China says discussions on imposing possible sanctions on Iran for its nuclear program are complicating the situation and hindering diplomacy.
Speaking Thursday during a visit to France, Chinese Foreign Minister Yang Jiechi said threatening Iran with sanctions is derailing efforts to find a diplomatic solution.
Western countries are pushing for a fourth round of U.N. sanctions against Iran to try to force the country to enter into negotiations over its nuclear ambitions.
World powers have reacted cautiously to an offer by Iranian President Mahmoud Ahmadinejad to ship uranium abroad for enrichment, as called for in a U.N.-brokered plan.
U.S. officials say it is not clear whether Mr. Ahmadinejad's comments reflect a change in Iran's position on the enrichment plan, or an attempt to ease the pressure for more sanctions against Tehran.
State Department spokesman P.J. Crowley says the question is whether Iran will tell the International Atomic Energy Agency it is accepting the plan.
Russia says it would welcome a decision by Iran to take the deal. Britain says it would be a "positive" sign for Iran. Germany urged Iran to contact the IAEA and accept the offer.
The deal calls for Iran to give 70 percent of its low-grade uranium to France and Russia, in return for fuel for a nuclear research reactor in Tehran.
Iran has been reluctant to accept the deal, saying it may not get all of its uranium back. It has proposed buying fuel from the West or exchanging smaller quantities of uranium for fuel rods.
Mr. Ahmadinejad said Tuesday Iran has "no problem" with sending the low-grade uranium abroad for enrichment.
Iran has ignored three sets of U.N. Security Council resolutions calling on it to stop enriching uranium. Highly enriched uranium can be used to power nuclear reactors or to make atomic weapons.

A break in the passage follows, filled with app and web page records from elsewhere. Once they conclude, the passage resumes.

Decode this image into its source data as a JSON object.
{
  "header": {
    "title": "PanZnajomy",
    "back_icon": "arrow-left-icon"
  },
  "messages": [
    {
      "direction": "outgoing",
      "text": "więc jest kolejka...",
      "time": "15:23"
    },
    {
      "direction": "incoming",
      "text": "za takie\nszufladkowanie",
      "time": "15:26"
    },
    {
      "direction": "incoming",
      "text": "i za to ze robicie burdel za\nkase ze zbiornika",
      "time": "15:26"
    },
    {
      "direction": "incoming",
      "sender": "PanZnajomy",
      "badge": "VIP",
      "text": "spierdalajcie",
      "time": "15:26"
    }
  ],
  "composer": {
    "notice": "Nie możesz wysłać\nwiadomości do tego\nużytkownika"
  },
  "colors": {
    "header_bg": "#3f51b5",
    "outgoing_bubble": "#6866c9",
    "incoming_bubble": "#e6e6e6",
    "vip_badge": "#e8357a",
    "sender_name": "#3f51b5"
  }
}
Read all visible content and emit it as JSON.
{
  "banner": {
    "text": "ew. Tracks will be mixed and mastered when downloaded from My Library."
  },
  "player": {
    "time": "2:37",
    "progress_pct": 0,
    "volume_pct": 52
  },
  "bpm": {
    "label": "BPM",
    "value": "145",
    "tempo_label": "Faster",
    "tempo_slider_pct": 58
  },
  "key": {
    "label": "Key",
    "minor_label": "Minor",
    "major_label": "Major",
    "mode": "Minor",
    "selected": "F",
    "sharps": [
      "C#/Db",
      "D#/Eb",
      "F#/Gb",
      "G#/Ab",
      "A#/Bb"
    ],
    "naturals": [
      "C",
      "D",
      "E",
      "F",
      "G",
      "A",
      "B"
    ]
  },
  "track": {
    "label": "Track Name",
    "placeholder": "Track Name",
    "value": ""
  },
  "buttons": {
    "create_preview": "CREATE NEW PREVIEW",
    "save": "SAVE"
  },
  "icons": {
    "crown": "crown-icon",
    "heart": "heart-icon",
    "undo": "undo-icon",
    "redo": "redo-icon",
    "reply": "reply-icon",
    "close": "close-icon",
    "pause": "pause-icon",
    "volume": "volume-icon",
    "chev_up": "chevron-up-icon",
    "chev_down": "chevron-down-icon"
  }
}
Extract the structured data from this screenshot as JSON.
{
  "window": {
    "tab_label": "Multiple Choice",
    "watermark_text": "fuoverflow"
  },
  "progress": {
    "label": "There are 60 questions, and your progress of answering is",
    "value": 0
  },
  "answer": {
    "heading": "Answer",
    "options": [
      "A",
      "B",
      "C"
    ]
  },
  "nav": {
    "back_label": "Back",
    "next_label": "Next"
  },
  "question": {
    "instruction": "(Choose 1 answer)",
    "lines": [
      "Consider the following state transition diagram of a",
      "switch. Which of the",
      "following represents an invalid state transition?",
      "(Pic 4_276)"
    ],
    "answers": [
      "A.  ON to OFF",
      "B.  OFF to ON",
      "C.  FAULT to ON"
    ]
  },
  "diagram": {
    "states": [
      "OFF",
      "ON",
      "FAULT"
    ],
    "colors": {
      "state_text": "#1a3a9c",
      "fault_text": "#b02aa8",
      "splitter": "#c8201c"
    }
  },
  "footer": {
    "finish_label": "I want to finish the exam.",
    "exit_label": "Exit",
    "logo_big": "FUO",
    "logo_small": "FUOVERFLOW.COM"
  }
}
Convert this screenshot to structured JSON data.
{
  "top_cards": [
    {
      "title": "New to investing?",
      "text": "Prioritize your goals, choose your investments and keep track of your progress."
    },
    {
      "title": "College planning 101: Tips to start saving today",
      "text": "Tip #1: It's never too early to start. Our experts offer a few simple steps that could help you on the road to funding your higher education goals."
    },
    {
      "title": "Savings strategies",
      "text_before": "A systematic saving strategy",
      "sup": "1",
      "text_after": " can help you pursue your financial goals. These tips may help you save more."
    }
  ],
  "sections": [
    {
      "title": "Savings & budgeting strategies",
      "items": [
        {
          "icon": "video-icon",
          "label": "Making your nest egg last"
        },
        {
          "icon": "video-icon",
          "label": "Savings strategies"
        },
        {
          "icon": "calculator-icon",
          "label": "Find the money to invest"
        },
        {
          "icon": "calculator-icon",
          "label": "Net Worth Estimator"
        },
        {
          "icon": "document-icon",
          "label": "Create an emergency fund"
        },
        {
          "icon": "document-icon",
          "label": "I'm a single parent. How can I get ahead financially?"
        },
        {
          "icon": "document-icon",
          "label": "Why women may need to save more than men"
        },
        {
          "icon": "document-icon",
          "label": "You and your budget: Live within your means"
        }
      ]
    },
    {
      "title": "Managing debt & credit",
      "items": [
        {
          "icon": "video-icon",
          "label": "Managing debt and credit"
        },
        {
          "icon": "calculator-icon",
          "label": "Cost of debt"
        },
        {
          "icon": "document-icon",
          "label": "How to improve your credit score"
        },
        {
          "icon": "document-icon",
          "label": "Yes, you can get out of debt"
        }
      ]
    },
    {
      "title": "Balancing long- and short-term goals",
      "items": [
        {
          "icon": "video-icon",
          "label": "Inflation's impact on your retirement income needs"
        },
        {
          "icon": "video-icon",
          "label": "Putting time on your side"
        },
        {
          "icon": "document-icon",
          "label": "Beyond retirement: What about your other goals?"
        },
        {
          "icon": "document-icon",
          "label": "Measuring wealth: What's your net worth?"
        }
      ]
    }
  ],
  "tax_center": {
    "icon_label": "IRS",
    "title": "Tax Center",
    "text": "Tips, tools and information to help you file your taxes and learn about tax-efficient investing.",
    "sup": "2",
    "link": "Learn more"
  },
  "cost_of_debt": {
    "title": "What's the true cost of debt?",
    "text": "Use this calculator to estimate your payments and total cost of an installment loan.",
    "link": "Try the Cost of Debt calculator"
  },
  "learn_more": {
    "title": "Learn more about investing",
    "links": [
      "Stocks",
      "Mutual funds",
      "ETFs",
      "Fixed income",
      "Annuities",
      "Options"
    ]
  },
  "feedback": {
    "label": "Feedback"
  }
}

Iran says its nuclear program is aimed at producing electricity, but Western nations fear Iran is working to produce atomic weapons.
Some information for this report was provided by AFP and Reuters.